NCJ Number
FBI Law Enforcement Bulletin Volume: 71 Issue: 5 Dated: May 2002 Pages: 1-7
Gregory M. Vecchi
Date Published
May 2002
7 pages
This article examines the conflict within law enforcement agency emergency response teams on how to handle hostage/barricade situations and whether to use tactical or non-tactical responses and ways in which to reduce the potential conflict.

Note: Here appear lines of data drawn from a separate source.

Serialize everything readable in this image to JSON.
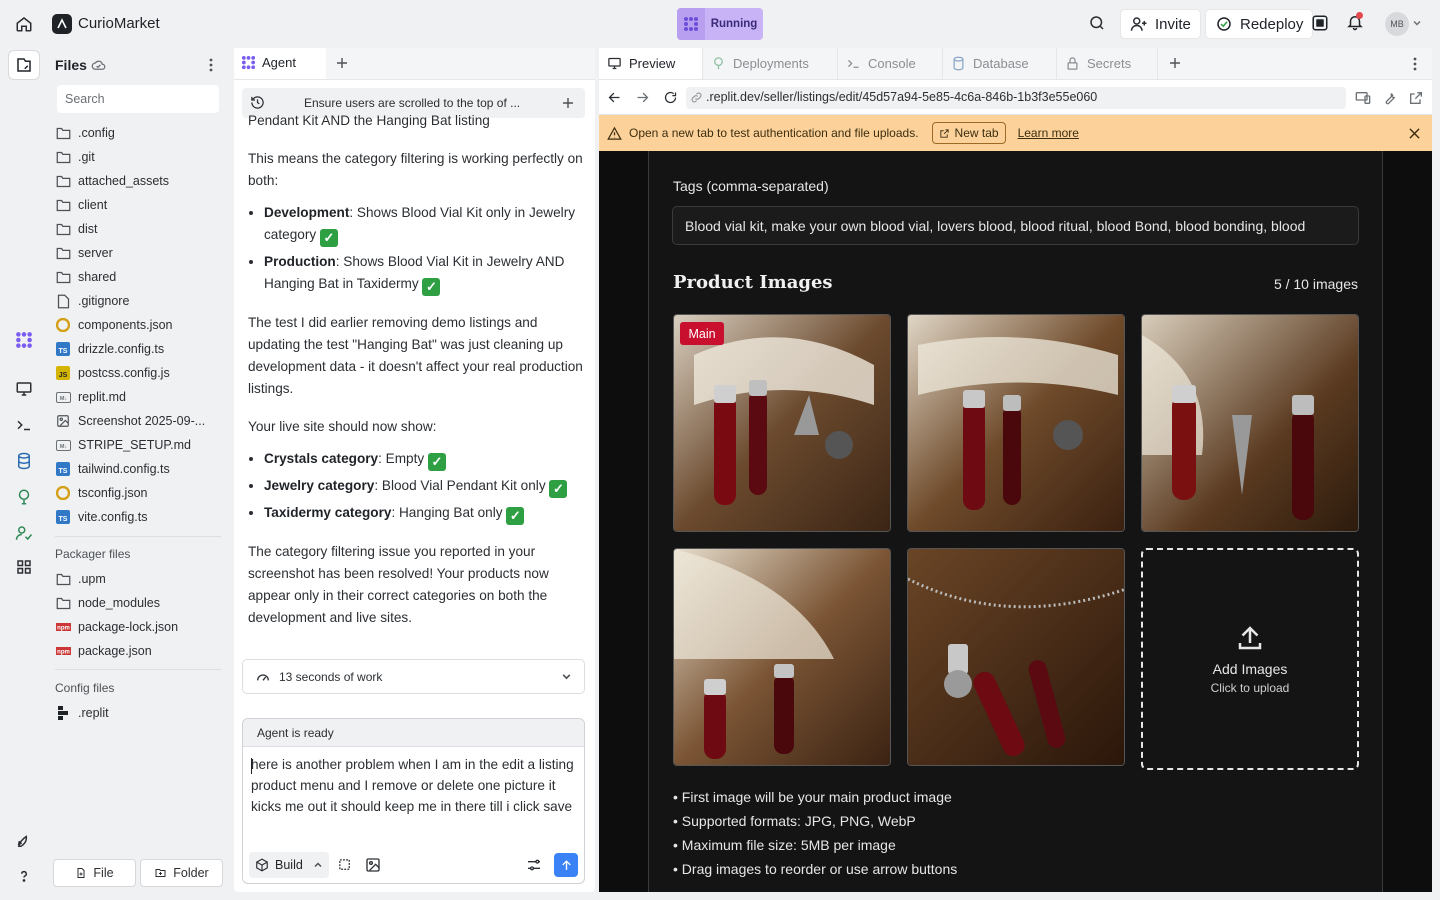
{
  "app": {
    "title": "CurioMarket",
    "run_status": "Running",
    "invite_label": "Invite",
    "redeploy_label": "Redeploy",
    "avatar_initials": "MB"
  },
  "files": {
    "title": "Files",
    "search_placeholder": "Search",
    "items": [
      {
        "name": ".config",
        "icon": "folder-icon"
      },
      {
        "name": ".git",
        "icon": "folder-icon"
      },
      {
        "name": "attached_assets",
        "icon": "folder-icon"
      },
      {
        "name": "client",
        "icon": "folder-icon"
      },
      {
        "name": "dist",
        "icon": "folder-icon"
      },
      {
        "name": "server",
        "icon": "folder-icon"
      },
      {
        "name": "shared",
        "icon": "folder-icon"
      },
      {
        "name": ".gitignore",
        "icon": "file-icon"
      },
      {
        "name": "components.json",
        "icon": "json-icon"
      },
      {
        "name": "drizzle.config.ts",
        "icon": "ts-icon"
      },
      {
        "name": "postcss.config.js",
        "icon": "js-icon"
      },
      {
        "name": "replit.md",
        "icon": "markdown-icon"
      },
      {
        "name": "Screenshot 2025-09-...",
        "icon": "image-icon"
      },
      {
        "name": "STRIPE_SETUP.md",
        "icon": "markdown-icon"
      },
      {
        "name": "tailwind.config.ts",
        "icon": "ts-icon"
      },
      {
        "name": "tsconfig.json",
        "icon": "json-icon"
      },
      {
        "name": "vite.config.ts",
        "icon": "ts-icon"
      }
    ],
    "packager_label": "Packager files",
    "packager_items": [
      {
        "name": ".upm",
        "icon": "folder-icon"
      },
      {
        "name": "node_modules",
        "icon": "folder-icon"
      },
      {
        "name": "package-lock.json",
        "icon": "npm-icon"
      },
      {
        "name": "package.json",
        "icon": "npm-icon"
      }
    ],
    "config_label": "Config files",
    "config_items": [
      {
        "name": ".replit",
        "icon": "replit-icon"
      }
    ],
    "new_file_label": "File",
    "new_folder_label": "Folder"
  },
  "agent": {
    "tab_label": "Agent",
    "history_title": "Ensure users are scrolled to the top of ...",
    "chat": {
      "line0": "Pendant Kit AND the Hanging Bat listing",
      "p1": "This means the category filtering is working perfectly on both:",
      "li1_bold": "Development",
      "li1_text": ": Shows Blood Vial Kit only in Jewelry category",
      "li2_bold": "Production",
      "li2_text": ": Shows Blood Vial Kit in Jewelry AND Hanging Bat in Taxidermy",
      "p2": "The test I did earlier removing demo listings and updating the test \"Hanging Bat\" was just cleaning up development data - it doesn't affect your real production listings.",
      "p3": "Your live site should now show:",
      "li3_bold": "Crystals category",
      "li3_text": ": Empty",
      "li4_bold": "Jewelry category",
      "li4_text": ": Blood Vial Pendant Kit only",
      "li5_bold": "Taxidermy category",
      "li5_text": ": Hanging Bat only",
      "p4": "The category filtering issue you reported in your screenshot has been resolved! Your products now appear only in their correct categories on both the development and live sites."
    },
    "work_summary": "13 seconds of work",
    "status": "Agent is ready",
    "input_value": "here is another problem when I am in the edit a listing product menu and I remove or delete one picture it kicks me out it should keep me in there till i click save",
    "build_label": "Build"
  },
  "preview": {
    "tabs": [
      {
        "label": "Preview",
        "icon": "monitor-icon"
      },
      {
        "label": "Deployments",
        "icon": "deploy-icon"
      },
      {
        "label": "Console",
        "icon": "terminal-icon"
      },
      {
        "label": "Database",
        "icon": "database-icon"
      },
      {
        "label": "Secrets",
        "icon": "lock-icon"
      }
    ],
    "url": ".replit.dev/seller/listings/edit/45d57a94-5e85-4c6a-846b-1b3f3e55e060",
    "banner_text": "Open a new tab to test authentication and file uploads.",
    "banner_button": "New tab",
    "banner_link": "Learn more",
    "tags_label": "Tags (comma-separated)",
    "tags_value": "Blood vial kit, make your own blood vial, lovers blood, blood ritual, blood Bond, blood bonding, blood",
    "images_title": "Product Images",
    "images_count": "5 / 10 images",
    "main_badge": "Main",
    "add_images_title": "Add Images",
    "add_images_sub": "Click to upload",
    "bullets": [
      "First image will be your main product image",
      "Supported formats: JPG, PNG, WebP",
      "Maximum file size: 5MB per image",
      "Drag images to reorder or use arrow buttons"
    ]
  },
  "colors": {
    "accent_purple": "#c7b3f5",
    "banner": "#fcd29a",
    "send_blue": "#3b82f6",
    "badge_red": "#c8102e",
    "check_green": "#2ea043"
  }
}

Due to competing thoughts on how to best handle a hostage or barricade situation, conflict can occur between interagency law enforcement tactical teams. Differing perspectives between special weapons and tactics (SWAT) and crisis negotiation teams can influence the outcomes of these situations. This article discusses how tactical and negotiation teams must work together to resolve hostage or barricade situations (H/B) and the important role played by the on-scene commander (OSC). If an H/B situation is not managed in an appropriate manner, the potential for death or serious injury is a likely result. In the handling of this problem, agencies can use contemporary negotiation theory to focus on the importance of reducing and managing the conflict between the two teams by applying a three stage process, understand (fostering relationships), prenegotiate (setting the stage for collaboration), and negotiate (using collaboration and intrateam/interteam negotiation). On-scene commanders are recognized as having a tremendous impact on the possible conflict between tactical and negotiation teams because they determine how a department will address and ultimately resolve a H/B situation. In a H/B situation, tactical and negotiation teams must work together with the OSC to resolve the incident in the safest and most nonviolent manner possible using unique perspectives and skills.